  3. Source Reduction • Source reduction, what is it? • Waste increase • Lack of waste tracking in the hospitals 1. Environmental Protection Agency (EPA). (2009). Reduce & Reuse. www.epa.gov • Chen, I. (05 July 2010). “In the world of throwaways, making a dent in medical waste.” The New York Times. www.nytimes.com

  4. Source Reduction • Reducing the amount of toxic medical waste • Xylene Alternatives (Histosolve, Clear-Rite3) • Product substitution with recycled content • Use of alternate technologies Sustainable Hospitals Project. (2003). Pilot study of alternatives to the use of xylene in a hospital histology laboratory. www.sustainablehospitals.org

  5. Proper Segregation • Non-hazardous waste mixed with hazardous waste constitutes hazardous waste. • Disposing medical waste ~ $480 per ton • Disposing non-medical (municipal) waste ~ $24 per ton Earth911. (2010). Tips for recycling medical waste. www.earth911.com

  6. Recycle • Recycling turns materials that would otherwise become waste into valuable resources. • Benefits of Recycling: • Protects U.S. manufacturing jobs and increases U.S. competitiveness • Reduces the need for landfilling and incineration • Prevents pollution • Saves energy • Decreases emissions of greenhouse gases • Conserves natural resources • Helps sustain the environment for future generations Environmental Protection Agency (EPA). (2010). Recycling. www.epa.gov

  7. Recycle • Recycle materials in the hospitals: • Paper • Corrugated Boxes • Batteries • Ink Cartridges • Aluminum Cans • Steel cans • Electronic Equipment • Pallets • Textiles • Mercury • Fluorescent Lamps

  8. Recycle - Paper • The Health Insurance Portability and Accountability Act of 1996 (HIPAA) Privacy and Security Rules  • Shred • Use double-sided paper

  9. Recycle - Electronics • Computers • Monitors • TVs • Cell phones • Fax Machines

  10. Reuse • Donating • Reprocessing • Reusable equipment and supplies

  11. Reuse - Donating • Unused hospital beds • Unused medical equipment • Pharmaceuticals • Extra hospital supplies

  12. Reuse - Reprocessing • The American Society for Healthcare Central Service Professionals (ASHCSP) says it includes all operations performed to render a used reusable or single-use device patient-ready or to allow an unused product that has been opened to be made patient-ready. • In-house program • Third-party reprocessor. • An estimated 1,800 hospitals diverted 2,650 tons of garbage from landfills in 2009. Selvey, D. (2001). Medical Device Reprocessing.

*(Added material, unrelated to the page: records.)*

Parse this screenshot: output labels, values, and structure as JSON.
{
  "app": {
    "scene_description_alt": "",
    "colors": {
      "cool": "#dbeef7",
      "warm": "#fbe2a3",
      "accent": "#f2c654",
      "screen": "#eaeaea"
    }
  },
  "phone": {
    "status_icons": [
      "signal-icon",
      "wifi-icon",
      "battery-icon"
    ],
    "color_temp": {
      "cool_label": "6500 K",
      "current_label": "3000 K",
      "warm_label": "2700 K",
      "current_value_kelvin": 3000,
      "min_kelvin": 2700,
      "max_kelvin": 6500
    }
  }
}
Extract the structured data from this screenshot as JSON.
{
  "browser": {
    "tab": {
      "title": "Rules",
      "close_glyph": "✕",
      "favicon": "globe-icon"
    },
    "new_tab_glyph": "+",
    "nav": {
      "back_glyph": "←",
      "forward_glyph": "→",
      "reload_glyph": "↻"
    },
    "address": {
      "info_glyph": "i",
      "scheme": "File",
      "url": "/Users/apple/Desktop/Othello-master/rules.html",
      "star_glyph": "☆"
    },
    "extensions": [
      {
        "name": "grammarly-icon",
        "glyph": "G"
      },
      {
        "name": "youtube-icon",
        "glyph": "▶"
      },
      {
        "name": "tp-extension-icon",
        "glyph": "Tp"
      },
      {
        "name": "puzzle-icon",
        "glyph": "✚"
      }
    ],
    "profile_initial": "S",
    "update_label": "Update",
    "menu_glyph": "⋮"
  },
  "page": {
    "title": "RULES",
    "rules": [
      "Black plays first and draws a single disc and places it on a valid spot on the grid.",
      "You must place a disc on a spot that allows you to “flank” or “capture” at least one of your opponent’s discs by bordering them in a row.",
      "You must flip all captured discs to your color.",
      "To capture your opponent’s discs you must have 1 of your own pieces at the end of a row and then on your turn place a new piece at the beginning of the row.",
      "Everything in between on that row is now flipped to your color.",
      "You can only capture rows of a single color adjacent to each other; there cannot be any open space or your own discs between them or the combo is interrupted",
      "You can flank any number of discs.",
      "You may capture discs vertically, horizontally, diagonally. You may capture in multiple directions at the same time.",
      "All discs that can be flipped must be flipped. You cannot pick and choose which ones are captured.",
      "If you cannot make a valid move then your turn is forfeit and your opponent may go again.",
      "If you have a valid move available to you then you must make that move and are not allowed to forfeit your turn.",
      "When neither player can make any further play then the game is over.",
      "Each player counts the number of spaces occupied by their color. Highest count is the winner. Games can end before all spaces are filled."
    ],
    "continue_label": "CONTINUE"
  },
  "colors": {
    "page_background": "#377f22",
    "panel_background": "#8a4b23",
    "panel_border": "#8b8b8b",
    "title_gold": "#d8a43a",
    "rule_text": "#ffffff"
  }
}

Infection Control Today. www.infectioncontroltoday.com

  13. Reuse – Equipment / Supplies • Transport plastic bags • Transport containers • Linen • Dishware

  14. Conclusion • Source Reduction • Proper Segregation • Recycle • Reuse

  15. References • Chen, I. (05 July 2010). “In the world of throwaways, making a dent in medical waste.” The New York Times. www.nytimes.com • Earth911. (2010). Tips for recycling medical waste. www.earth911.com • Environmental Protection Agency (EPA). (2009). Reduce & Reuse. www.epa.gov • Selvey, D. (2001). Medical Device Reprocessing. Infection Control Today. www.infectioncontroltoday.com • Sustainable Hospitals Project. (2003). Pilot study of alternatives to the use of xylene in a hospital histology laboratory. www.sustainablehospitals.org